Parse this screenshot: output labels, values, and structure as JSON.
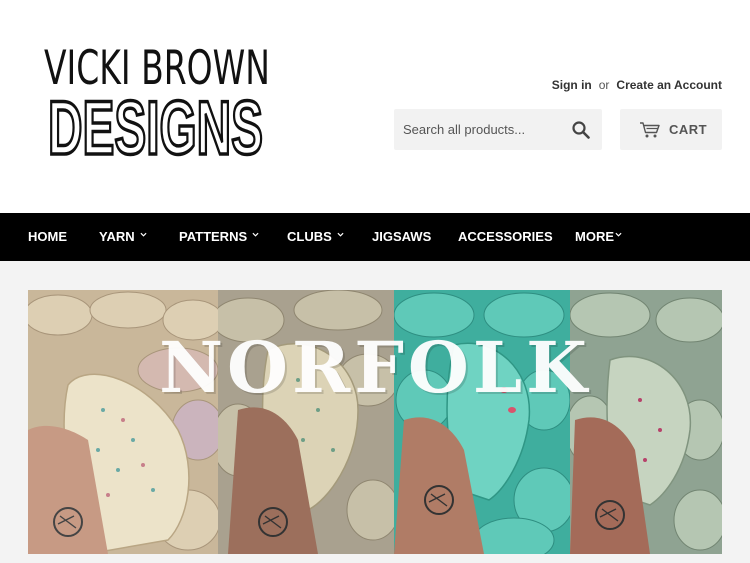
{
  "brand": {
    "line1": "VICKI BROWN",
    "line2": "DESIGNS"
  },
  "account": {
    "sign_in": "Sign in",
    "or": "or",
    "create": "Create an Account"
  },
  "search": {
    "placeholder": "Search all products...",
    "icon": "search-icon"
  },
  "cart": {
    "label": "CART",
    "icon": "cart-icon"
  },
  "nav": {
    "items": [
      {
        "label": "HOME"
      },
      {
        "label": "YARN"
      },
      {
        "label": "PATTERNS"
      },
      {
        "label": "CLUBS"
      },
      {
        "label": "JIGSAWS"
      },
      {
        "label": "ACCESSORIES"
      },
      {
        "label": "MORE"
      }
    ]
  },
  "hero": {
    "text": "NORFOLK"
  },
  "colors": {
    "nav_bg": "#000000",
    "content_bg": "#f3f3f3",
    "button_bg": "#f2f2f2",
    "yarn_teal": "#5fc9b8",
    "yarn_cream": "#e8dcc0"
  }
}
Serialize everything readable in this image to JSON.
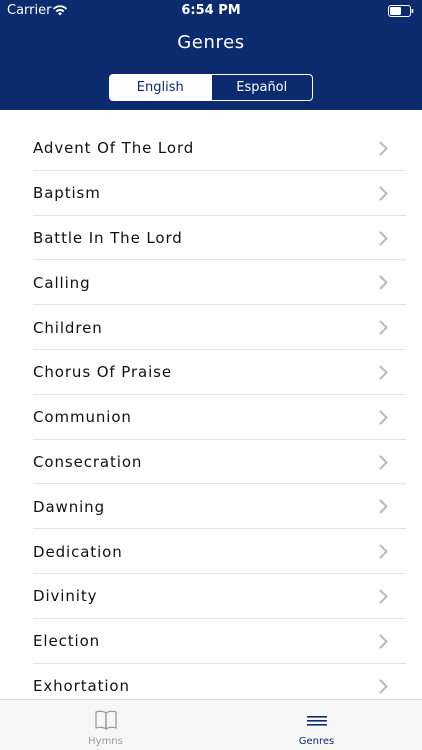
{
  "status_bar": {
    "carrier": "Carrier",
    "time": "6:54 PM"
  },
  "header": {
    "title": "Genres",
    "segments": [
      {
        "label": "English",
        "selected": true
      },
      {
        "label": "Español",
        "selected": false
      }
    ]
  },
  "genres": [
    {
      "label": "Advent Of The Lord"
    },
    {
      "label": "Baptism"
    },
    {
      "label": "Battle In The Lord"
    },
    {
      "label": "Calling"
    },
    {
      "label": "Children"
    },
    {
      "label": "Chorus Of Praise"
    },
    {
      "label": "Communion"
    },
    {
      "label": "Consecration"
    },
    {
      "label": "Dawning"
    },
    {
      "label": "Dedication"
    },
    {
      "label": "Divinity"
    },
    {
      "label": "Election"
    },
    {
      "label": "Exhortation"
    }
  ],
  "tabbar": {
    "tabs": [
      {
        "label": "Hymns",
        "icon": "book-icon",
        "active": false
      },
      {
        "label": "Genres",
        "icon": "list-icon",
        "active": true
      }
    ]
  },
  "colors": {
    "header_bg": "#0b2b6e",
    "accent": "#0b2b6e"
  }
}
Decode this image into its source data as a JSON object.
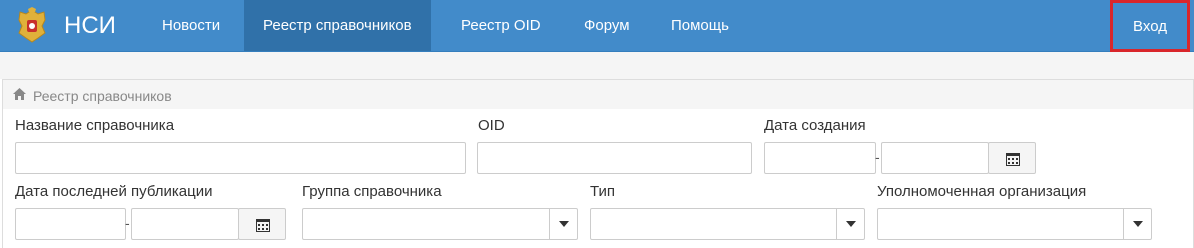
{
  "brand": {
    "title": "НСИ",
    "emblem_icon": "coat-of-arms-icon"
  },
  "nav": {
    "items": [
      {
        "label": "Новости",
        "active": false
      },
      {
        "label": "Реестр справочников",
        "active": true
      },
      {
        "label": "Реестр OID",
        "active": false
      },
      {
        "label": "Форум",
        "active": false
      },
      {
        "label": "Помощь",
        "active": false
      }
    ],
    "login": "Вход"
  },
  "breadcrumb": {
    "icon": "home-icon",
    "text": "Реестр справочников"
  },
  "filters": {
    "name": {
      "label": "Название справочника",
      "value": "",
      "placeholder": ""
    },
    "oid": {
      "label": "OID",
      "value": "",
      "placeholder": ""
    },
    "created": {
      "label": "Дата создания",
      "from": "",
      "to": "",
      "separator": "-",
      "icon": "calendar-icon"
    },
    "published": {
      "label": "Дата последней публикации",
      "from": "",
      "to": "",
      "separator": "-",
      "icon": "calendar-icon"
    },
    "group": {
      "label": "Группа справочника",
      "value": "",
      "icon": "caret-down-icon"
    },
    "type": {
      "label": "Тип",
      "value": "",
      "icon": "caret-down-icon"
    },
    "organization": {
      "label": "Уполномоченная организация",
      "value": "",
      "icon": "caret-down-icon"
    }
  },
  "colors": {
    "navbar": "#428bca",
    "nav_active": "#3071a9",
    "highlight": "#d9262b"
  }
}
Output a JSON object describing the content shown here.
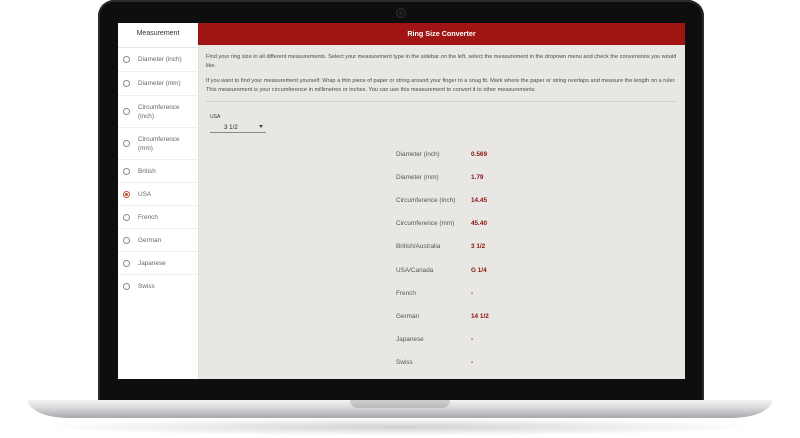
{
  "sidebar": {
    "title": "Measurement",
    "items": [
      {
        "label": "Diameter (inch)",
        "selected": false
      },
      {
        "label": "Diameter (mm)",
        "selected": false
      },
      {
        "label": "Circumference (inch)",
        "selected": false
      },
      {
        "label": "Circumference (mm)",
        "selected": false
      },
      {
        "label": "British",
        "selected": false
      },
      {
        "label": "USA",
        "selected": true
      },
      {
        "label": "French",
        "selected": false
      },
      {
        "label": "German",
        "selected": false
      },
      {
        "label": "Japanese",
        "selected": false
      },
      {
        "label": "Swiss",
        "selected": false
      }
    ]
  },
  "header": {
    "title": "Ring Size Converter"
  },
  "intro": {
    "p1": "Find your ring size in all different measurements. Select your measurement type in the sidebar on the left, select the measurement in the dropown menu and check the conversions you would like.",
    "p2": "If you want to find your measurement yourself. Wrap a thin piece of paper or string around your finger to a snug fit. Mark where the paper or string overlaps and measure the length on a ruler. This measurement is your circumference in millimetres or inches. You can use this measurement to convert it to other measurements"
  },
  "select": {
    "label": "USA",
    "value": "3 1/2"
  },
  "results": [
    {
      "label": "Diameter (inch)",
      "value": "0.569"
    },
    {
      "label": "Diameter (mm)",
      "value": "1.79"
    },
    {
      "label": "Circumference (inch)",
      "value": "14.45"
    },
    {
      "label": "Circumference (mm)",
      "value": "45.40"
    },
    {
      "label": "British/Australia",
      "value": "3 1/2"
    },
    {
      "label": "USA/Canada",
      "value": "G 1/4"
    },
    {
      "label": "French",
      "value": "-"
    },
    {
      "label": "German",
      "value": "14 1/2"
    },
    {
      "label": "Japanese",
      "value": "-"
    },
    {
      "label": "Swiss",
      "value": "-"
    }
  ],
  "colors": {
    "header_bg": "#a01414",
    "accent": "#c4503a",
    "value_text": "#8a1010"
  }
}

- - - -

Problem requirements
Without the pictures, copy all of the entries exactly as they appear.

Answer section
Parse this screenshot: output labels, values, and structure as JSON.
{
  "brand": {
    "line1": "VICKI BROWN",
    "line2": "DESIGNS"
  },
  "account": {
    "sign_in": "Sign in",
    "or": "or",
    "create": "Create an Account"
  },
  "search": {
    "placeholder": "Search all products...",
    "icon": "search-icon"
  },
  "cart": {
    "label": "CART",
    "icon": "cart-icon"
  },
  "nav": {
    "items": [
      {
        "label": "HOME"
      },
      {
        "label": "YARN"
      },
      {
        "label": "PATTERNS"
      },
      {
        "label": "CLUBS"
      },
      {
        "label": "JIGSAWS"
      },
      {
        "label": "ACCESSORIES"
      },
      {
        "label": "MORE"
      }
    ]
  },
  "hero": {
    "text": "NORFOLK"
  },
  "colors": {
    "nav_bg": "#000000",
    "content_bg": "#f3f3f3",
    "button_bg": "#f2f2f2",
    "yarn_teal": "#5fc9b8",
    "yarn_cream": "#e8dcc0"
  }
}
Serialize everything readable in this image to JSON.
{
  "status_bar": {
    "carrier": "Carrier",
    "time": "6:54 PM"
  },
  "header": {
    "title": "Genres",
    "segments": [
      {
        "label": "English",
        "selected": true
      },
      {
        "label": "Español",
        "selected": false
      }
    ]
  },
  "genres": [
    {
      "label": "Advent Of The Lord"
    },
    {
      "label": "Baptism"
    },
    {
      "label": "Battle In The Lord"
    },
    {
      "label": "Calling"
    },
    {
      "label": "Children"
    },
    {
      "label": "Chorus Of Praise"
    },
    {
      "label": "Communion"
    },
    {
      "label": "Consecration"
    },
    {
      "label": "Dawning"
    },
    {
      "label": "Dedication"
    },
    {
      "label": "Divinity"
    },
    {
      "label": "Election"
    },
    {
      "label": "Exhortation"
    }
  ],
  "tabbar": {
    "tabs": [
      {
        "label": "Hymns",
        "icon": "book-icon",
        "active": false
      },
      {
        "label": "Genres",
        "icon": "list-icon",
        "active": true
      }
    ]
  },
  "colors": {
    "header_bg": "#0b2b6e",
    "accent": "#0b2b6e"
  }
}
Decode this image into its source data as a JSON object.
{
  "brand": {
    "title": "НСИ",
    "emblem_icon": "coat-of-arms-icon"
  },
  "nav": {
    "items": [
      {
        "label": "Новости",
        "active": false
      },
      {
        "label": "Реестр справочников",
        "active": true
      },
      {
        "label": "Реестр OID",
        "active": false
      },
      {
        "label": "Форум",
        "active": false
      },
      {
        "label": "Помощь",
        "active": false
      }
    ],
    "login": "Вход"
  },
  "breadcrumb": {
    "icon": "home-icon",
    "text": "Реестр справочников"
  },
  "filters": {
    "name": {
      "label": "Название справочника",
      "value": "",
      "placeholder": ""
    },
    "oid": {
      "label": "OID",
      "value": "",
      "placeholder": ""
    },
    "created": {
      "label": "Дата создания",
      "from": "",
      "to": "",
      "separator": "-",
      "icon": "calendar-icon"
    },
    "published": {
      "label": "Дата последней публикации",
      "from": "",
      "to": "",
      "separator": "-",
      "icon": "calendar-icon"
    },
    "group": {
      "label": "Группа справочника",
      "value": "",
      "icon": "caret-down-icon"
    },
    "type": {
      "label": "Тип",
      "value": "",
      "icon": "caret-down-icon"
    },
    "organization": {
      "label": "Уполномоченная организация",
      "value": "",
      "icon": "caret-down-icon"
    }
  },
  "colors": {
    "navbar": "#428bca",
    "nav_active": "#3071a9",
    "highlight": "#d9262b"
  }
}
Output a JSON object describing the content shown here.
{
  "sidebar": {
    "title": "Measurement",
    "items": [
      {
        "label": "Diameter (inch)",
        "selected": false
      },
      {
        "label": "Diameter (mm)",
        "selected": false
      },
      {
        "label": "Circumference (inch)",
        "selected": false
      },
      {
        "label": "Circumference (mm)",
        "selected": false
      },
      {
        "label": "British",
        "selected": false
      },
      {
        "label": "USA",
        "selected": true
      },
      {
        "label": "French",
        "selected": false
      },
      {
        "label": "German",
        "selected": false
      },
      {
        "label": "Japanese",
        "selected": false
      },
      {
        "label": "Swiss",
        "selected": false
      }
    ]
  },
  "header": {
    "title": "Ring Size Converter"
  },
  "intro": {
    "p1": "Find your ring size in all different measurements. Select your measurement type in the sidebar on the left, select the measurement in the dropown menu and check the conversions you would like.",
    "p2": "If you want to find your measurement yourself. Wrap a thin piece of paper or string around your finger to a snug fit. Mark where the paper or string overlaps and measure the length on a ruler. This measurement is your circumference in millimetres or inches. You can use this measurement to convert it to other measurements"
  },
  "select": {
    "label": "USA",
    "value": "3 1/2"
  },
  "results": [
    {
      "label": "Diameter (inch)",
      "value": "0.569"
    },
    {
      "label": "Diameter (mm)",
      "value": "1.79"
    },
    {
      "label": "Circumference (inch)",
      "value": "14.45"
    },
    {
      "label": "Circumference (mm)",
      "value": "45.40"
    },
    {
      "label": "British/Australia",
      "value": "3 1/2"
    },
    {
      "label": "USA/Canada",
      "value": "G 1/4"
    },
    {
      "label": "French",
      "value": "-"
    },
    {
      "label": "German",
      "value": "14 1/2"
    },
    {
      "label": "Japanese",
      "value": "-"
    },
    {
      "label": "Swiss",
      "value": "-"
    }
  ],
  "colors": {
    "header_bg": "#a01414",
    "accent": "#c4503a",
    "value_text": "#8a1010"
  }
}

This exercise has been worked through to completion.